I was nervous to go out to a restaurant with her. She usually is a really happy, adorable baby… but she defiantly has her moments. These moments that I speak of are the very reason we have gone so long without really taking her anywhere public. I was picturing my screaming kid throwing a fit in front of a ton of judging strangers and ruining dinner for everyone in the restaurant. They would all look at me, unable to calm my child down, and know that I was a new mom, had no idea what I was doing, and that my baby was brat.

She did so well during the Grand March, I figured we could press our luck and go out to eat. She slept for a the first part of dinner. When she woke up she was in great mood. She was flirting with the old guy sitting behind us and laughing and eating her fist and just generally being her adorable self. Everyone kept coming up to me to tell me how cute she was, how chunky she is and how vocal she was. I can listen to people complement me all day long- but hearing awesome complements about my kid is way way better!

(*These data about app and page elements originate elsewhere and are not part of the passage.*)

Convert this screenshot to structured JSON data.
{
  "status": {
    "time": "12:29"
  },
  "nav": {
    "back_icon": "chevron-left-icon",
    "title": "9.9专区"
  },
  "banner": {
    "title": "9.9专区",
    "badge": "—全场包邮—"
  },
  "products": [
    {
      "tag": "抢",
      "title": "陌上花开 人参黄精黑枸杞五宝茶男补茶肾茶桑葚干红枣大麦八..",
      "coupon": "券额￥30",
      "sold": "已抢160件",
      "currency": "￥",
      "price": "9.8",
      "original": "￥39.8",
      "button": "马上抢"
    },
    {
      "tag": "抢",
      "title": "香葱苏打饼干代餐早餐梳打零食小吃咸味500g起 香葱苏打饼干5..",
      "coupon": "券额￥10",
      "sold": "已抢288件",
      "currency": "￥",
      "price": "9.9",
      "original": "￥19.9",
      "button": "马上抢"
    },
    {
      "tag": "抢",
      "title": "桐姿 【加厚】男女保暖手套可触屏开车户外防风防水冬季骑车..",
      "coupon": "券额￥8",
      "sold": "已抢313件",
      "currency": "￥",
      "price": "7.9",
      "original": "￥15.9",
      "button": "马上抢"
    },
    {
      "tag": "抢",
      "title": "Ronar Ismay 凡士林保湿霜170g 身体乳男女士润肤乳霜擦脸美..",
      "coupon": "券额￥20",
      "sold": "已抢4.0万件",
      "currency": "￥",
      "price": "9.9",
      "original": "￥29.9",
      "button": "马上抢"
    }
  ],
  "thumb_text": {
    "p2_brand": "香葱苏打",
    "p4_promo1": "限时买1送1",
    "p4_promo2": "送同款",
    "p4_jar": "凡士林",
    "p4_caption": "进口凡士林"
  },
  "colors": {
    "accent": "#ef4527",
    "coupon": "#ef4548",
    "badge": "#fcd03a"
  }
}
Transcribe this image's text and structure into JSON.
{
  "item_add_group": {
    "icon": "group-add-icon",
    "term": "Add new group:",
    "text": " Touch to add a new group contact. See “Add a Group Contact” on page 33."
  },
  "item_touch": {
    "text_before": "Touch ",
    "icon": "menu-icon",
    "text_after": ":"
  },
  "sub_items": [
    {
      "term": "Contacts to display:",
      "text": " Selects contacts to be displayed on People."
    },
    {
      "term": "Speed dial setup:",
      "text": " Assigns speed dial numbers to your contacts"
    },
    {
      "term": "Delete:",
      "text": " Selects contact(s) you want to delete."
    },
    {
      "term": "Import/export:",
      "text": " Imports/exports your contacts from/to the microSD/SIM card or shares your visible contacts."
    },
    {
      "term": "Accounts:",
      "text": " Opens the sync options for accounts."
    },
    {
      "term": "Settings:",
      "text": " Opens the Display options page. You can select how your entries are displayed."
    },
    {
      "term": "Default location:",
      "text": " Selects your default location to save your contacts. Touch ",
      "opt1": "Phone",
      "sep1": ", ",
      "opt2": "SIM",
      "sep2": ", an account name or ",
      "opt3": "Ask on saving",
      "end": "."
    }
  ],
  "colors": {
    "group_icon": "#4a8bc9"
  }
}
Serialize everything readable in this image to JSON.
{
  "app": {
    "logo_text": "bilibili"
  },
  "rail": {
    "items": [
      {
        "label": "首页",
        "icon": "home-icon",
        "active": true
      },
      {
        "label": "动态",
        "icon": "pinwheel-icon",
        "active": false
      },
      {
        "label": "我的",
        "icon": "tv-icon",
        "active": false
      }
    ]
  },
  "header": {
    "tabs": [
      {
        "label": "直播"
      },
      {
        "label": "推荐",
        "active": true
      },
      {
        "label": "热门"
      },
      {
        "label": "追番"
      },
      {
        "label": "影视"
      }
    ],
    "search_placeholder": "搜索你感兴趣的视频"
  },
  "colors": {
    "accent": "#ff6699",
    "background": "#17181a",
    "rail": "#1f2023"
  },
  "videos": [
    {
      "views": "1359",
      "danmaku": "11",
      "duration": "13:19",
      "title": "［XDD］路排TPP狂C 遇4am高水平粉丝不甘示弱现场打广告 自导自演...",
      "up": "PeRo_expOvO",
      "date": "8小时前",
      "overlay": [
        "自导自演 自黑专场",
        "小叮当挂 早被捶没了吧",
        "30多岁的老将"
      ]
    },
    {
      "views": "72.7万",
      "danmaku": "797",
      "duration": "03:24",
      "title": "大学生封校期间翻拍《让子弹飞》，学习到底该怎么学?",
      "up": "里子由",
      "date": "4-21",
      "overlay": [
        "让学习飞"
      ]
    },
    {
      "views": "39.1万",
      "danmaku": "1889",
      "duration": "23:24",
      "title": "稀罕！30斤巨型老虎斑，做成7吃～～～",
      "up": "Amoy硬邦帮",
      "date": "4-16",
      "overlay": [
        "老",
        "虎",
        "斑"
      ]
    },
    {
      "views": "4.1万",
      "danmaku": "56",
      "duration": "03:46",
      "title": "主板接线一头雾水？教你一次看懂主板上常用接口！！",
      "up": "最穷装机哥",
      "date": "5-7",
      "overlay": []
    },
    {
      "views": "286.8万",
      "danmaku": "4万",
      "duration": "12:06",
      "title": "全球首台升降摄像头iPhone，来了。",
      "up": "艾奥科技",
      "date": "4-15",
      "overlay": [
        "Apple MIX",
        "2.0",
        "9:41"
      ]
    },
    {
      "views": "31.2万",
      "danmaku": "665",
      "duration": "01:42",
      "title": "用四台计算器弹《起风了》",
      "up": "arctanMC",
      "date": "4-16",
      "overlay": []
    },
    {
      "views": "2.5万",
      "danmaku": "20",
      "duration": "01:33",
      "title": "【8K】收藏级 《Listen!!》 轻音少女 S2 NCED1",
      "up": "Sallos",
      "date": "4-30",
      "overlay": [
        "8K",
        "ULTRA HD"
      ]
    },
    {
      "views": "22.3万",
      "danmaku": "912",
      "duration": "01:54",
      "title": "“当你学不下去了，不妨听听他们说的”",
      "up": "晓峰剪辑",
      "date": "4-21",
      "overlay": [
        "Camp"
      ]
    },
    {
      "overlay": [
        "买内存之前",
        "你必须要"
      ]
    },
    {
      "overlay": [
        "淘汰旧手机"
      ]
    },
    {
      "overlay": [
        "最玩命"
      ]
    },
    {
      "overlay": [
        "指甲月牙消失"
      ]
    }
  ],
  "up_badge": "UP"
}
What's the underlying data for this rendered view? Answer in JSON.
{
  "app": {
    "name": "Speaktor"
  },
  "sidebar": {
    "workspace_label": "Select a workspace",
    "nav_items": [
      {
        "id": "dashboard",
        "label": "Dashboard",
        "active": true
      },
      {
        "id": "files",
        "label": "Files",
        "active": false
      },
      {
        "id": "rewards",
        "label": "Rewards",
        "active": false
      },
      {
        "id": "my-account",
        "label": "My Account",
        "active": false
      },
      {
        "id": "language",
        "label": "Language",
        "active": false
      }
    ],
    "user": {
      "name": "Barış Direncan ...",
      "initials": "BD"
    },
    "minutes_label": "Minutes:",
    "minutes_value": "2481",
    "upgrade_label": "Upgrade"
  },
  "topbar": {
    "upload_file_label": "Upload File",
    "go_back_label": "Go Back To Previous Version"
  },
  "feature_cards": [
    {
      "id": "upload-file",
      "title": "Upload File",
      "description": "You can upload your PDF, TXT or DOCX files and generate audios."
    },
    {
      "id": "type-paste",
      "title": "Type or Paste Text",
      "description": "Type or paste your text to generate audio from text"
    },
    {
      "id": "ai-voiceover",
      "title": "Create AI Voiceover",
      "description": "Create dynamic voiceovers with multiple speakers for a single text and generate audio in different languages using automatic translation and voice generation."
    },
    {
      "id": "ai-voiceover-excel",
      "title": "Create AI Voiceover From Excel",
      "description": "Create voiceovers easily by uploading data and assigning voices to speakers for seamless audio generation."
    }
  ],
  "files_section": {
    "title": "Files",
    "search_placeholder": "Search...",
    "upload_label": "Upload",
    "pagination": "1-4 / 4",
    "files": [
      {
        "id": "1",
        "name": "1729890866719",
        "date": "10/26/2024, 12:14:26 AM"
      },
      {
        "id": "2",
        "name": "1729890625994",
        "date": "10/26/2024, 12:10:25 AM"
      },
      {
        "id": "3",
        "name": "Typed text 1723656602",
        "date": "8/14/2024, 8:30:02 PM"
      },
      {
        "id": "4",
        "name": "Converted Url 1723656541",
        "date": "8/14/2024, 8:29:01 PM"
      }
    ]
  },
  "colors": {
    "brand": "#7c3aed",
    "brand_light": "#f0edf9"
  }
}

We got all the way through drinks, dinner and dessert with no problems what so ever. I was beginning to think I had been depriving myself of grown up adult social time these past four months for nothing! The check came and Chris offered to pay (yay!). My mom was holding Eloise while we were waiting for the change to come back when Chris notice that little Miss Eloise had some poop running down her leg…

At first me and Robert were actually really excited about the poop. She had been very constipated the last two weeks and hadn’t pooped in four days.

I very quickly realized that this was not something to be excited about when it was already DRIPPING in the time it took me to get out of my chair and around the table to get her.

That old guy who just told me fifteen minutes earlier that she truly was the most beautiful baby he had ever seen avoided making eye contact with me. Some kid behind us was seriously yelling for his mommy to look and see how gross my child was. I was pretty sure everyone in the place was staring at us. It was worse then my worst nightmare! Eloise, meanwhile, was as happy as a clam. She kept grabbing herself and smearing poop all over. It only got worse from there.

I wrapped her in her burp rag, grabbed the diaper bag and ran to the bathroom. For such a big restaurant they only had a one man bathroom. I had to wait in line behind two other women, all the while with baby poop flowing from Eloise. When I finally got into the bathroom I discovered they had no baby changing table. Yeah. No baby changing table table. Just perfect.

I tried to set up her changing mat on the floor, which kind of worked. She has recently mastered the art of rolling over, which was something I temporarily forgot. As soon as I set her on the mat she rolled right off. On to a public bathroom floor.

Yeah.

The poop was everywhere by this point.

Her beautiful new dress was ruined.

I resisted the urge to cry.

In the end I stripped her down and gave her a full blow bath in the sink of this restaurant. At first I kind of felt bad, but then I was like, “Should have had a freaking baby changing table! Serves you right!” I threw out her stinky poopy diaper and burp rag right in their garbage can without wrapping them in a plastic baggie (I want to sound bad ass and revenge-y, but actually I ran out).

The whole ordeal in the bathroom took almost fifteen minutes. As I walked out of the bathroom, past the line of angry looking women, I held my head high. The bizarre twist of fate and lack of changing table had made me indignant. Let them scoff at me. I am a mother. With the cutest baby in the world (who, by the way, never once cried).

Today is my first Mother’s Day.

Its not just a greeting card holiday. It takes a lot to be a mom- a lot more then I had ever realized. I sure as heck appreciate my own mother much more now.